The event, which took place in the Jury Assembly Room on Thursday, September 11, was broadcast on closed circuit television to court workers, officers, judges and lawyers in the 13 judicial districts all over New York State.
The Honorable Anna Pfau, chief administrative judge for New York State, was in attendance to pay tribute to the families of the hero court officers who died in the rescue efforts at the World Trade Center: Captain William Harry Thompson, Senior Court Officer Thomas Jurgens and Senior Court Officer Mitchel Wallace.
“Seven years later, we are still in awe of what they did,” said Judge Anna Pfau. “We are inspired daily by the heroic actions of these officers. There is so much more to the story of 9/11 than the attacks and senseless violence. Thousands of uniformed heroes rushed to the scene of the attacks. They demonstrated and taught us humanity and compassion with their own lives.”

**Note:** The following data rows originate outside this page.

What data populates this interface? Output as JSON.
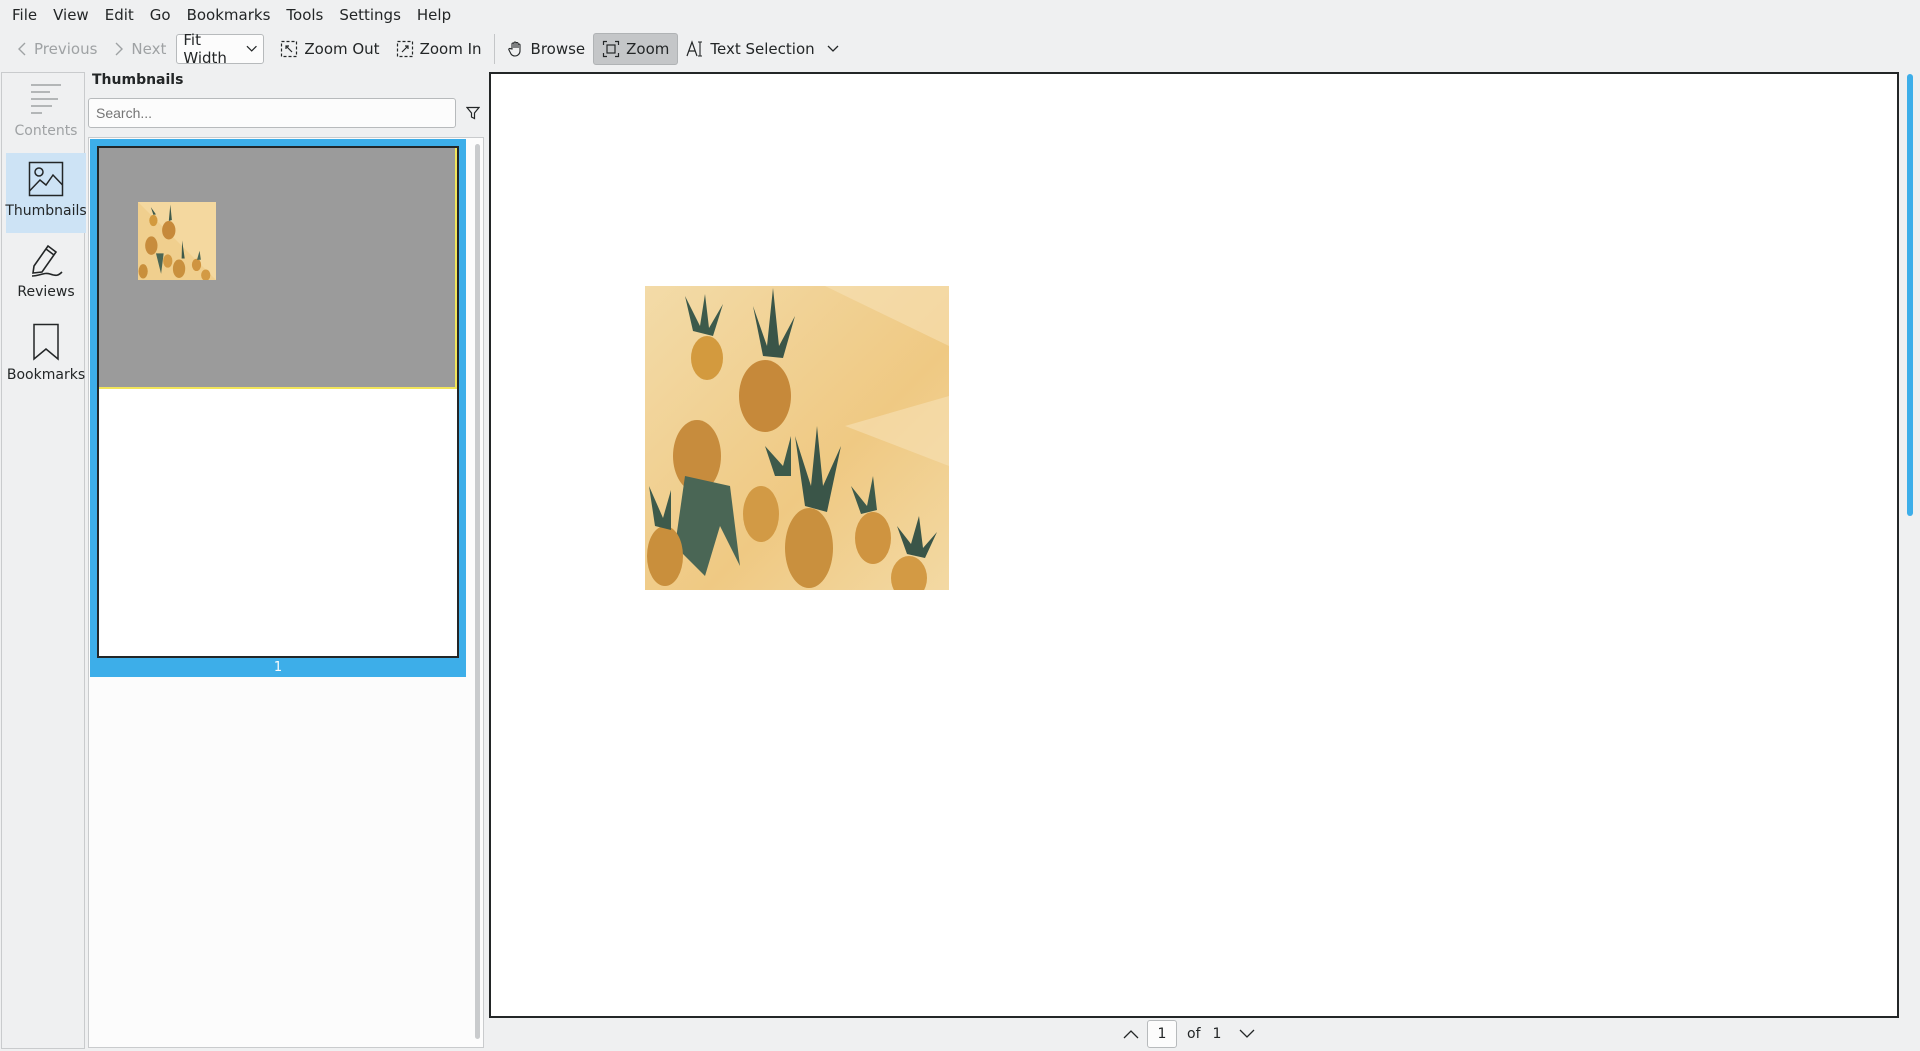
{
  "menubar": {
    "items": [
      "File",
      "View",
      "Edit",
      "Go",
      "Bookmarks",
      "Tools",
      "Settings",
      "Help"
    ]
  },
  "toolbar": {
    "previous_label": "Previous",
    "next_label": "Next",
    "zoom_mode": "Fit Width",
    "zoom_out_label": "Zoom Out",
    "zoom_in_label": "Zoom In",
    "browse_label": "Browse",
    "zoom_label": "Zoom",
    "text_selection_label": "Text Selection"
  },
  "sidebar": {
    "tabs": [
      {
        "label": "Contents",
        "icon": "contents-icon",
        "state": "disabled"
      },
      {
        "label": "Thumbnails",
        "icon": "thumbnails-icon",
        "state": "selected"
      },
      {
        "label": "Reviews",
        "icon": "reviews-icon",
        "state": "normal"
      },
      {
        "label": "Bookmarks",
        "icon": "bookmarks-icon",
        "state": "normal"
      }
    ]
  },
  "thumbnails_panel": {
    "title": "Thumbnails",
    "search_placeholder": "Search...",
    "pages": [
      {
        "number": "1"
      }
    ]
  },
  "page_nav": {
    "current_page": "1",
    "of_label": "of",
    "total_pages": "1"
  },
  "colors": {
    "accent": "#3daee9",
    "window_bg": "#eff0f1",
    "visible_area_overlay": "#9b9b9b",
    "visible_area_border": "#f2e55a"
  }
}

Pfau also thanked the thousands of other men and women who make the courts run, saying those working in the days following 9/11 had a Herculean task, but kept all of the courts running while re-opening the Manhattan court sooner than anyone would have anticipated.
Family members from Jurgens and Thompson families were present at the event, while the Wallace family was there in spirit as the next day fallen officer Mitchel Wallace’s son was to be married.
Also in attendance were hundreds of judges, lawyers, court officers, and court workers who make the Bronx supreme, criminal, and civil courts tick.
Representatives from the NYPD, FDNY, New York City Department of Corrections, Bronx Legal Aid Society, as well as the Cardinal Hayes High School band that performed the Star Spangled Banner and America The Beautiful, made the ceremony honoring heroes complete.
“We have set aside a moment in our busy schedules to remember the victims of 9/11,” said Judge Barry Solomon. “We watched the tragedy unfold from the window of the criminal court on 9/11.”
The Honorable John Collins, who was master of ceremonies, took time out of the event to honor the heroism of a court officer who rescued two men who fell off a subway platform while fighting and onto and electrified rail line within in the past year, Court Officer Timmy Cowart. Cowart had the same spirit as the court officers who raced into the World Trade Center, as he was on his way to work and not obliged to help.
“The fallen court officers were not there as the result of any assignment,” Collins noted. “They were there out of the goodness of their hearts, to save brother and sister citizen.”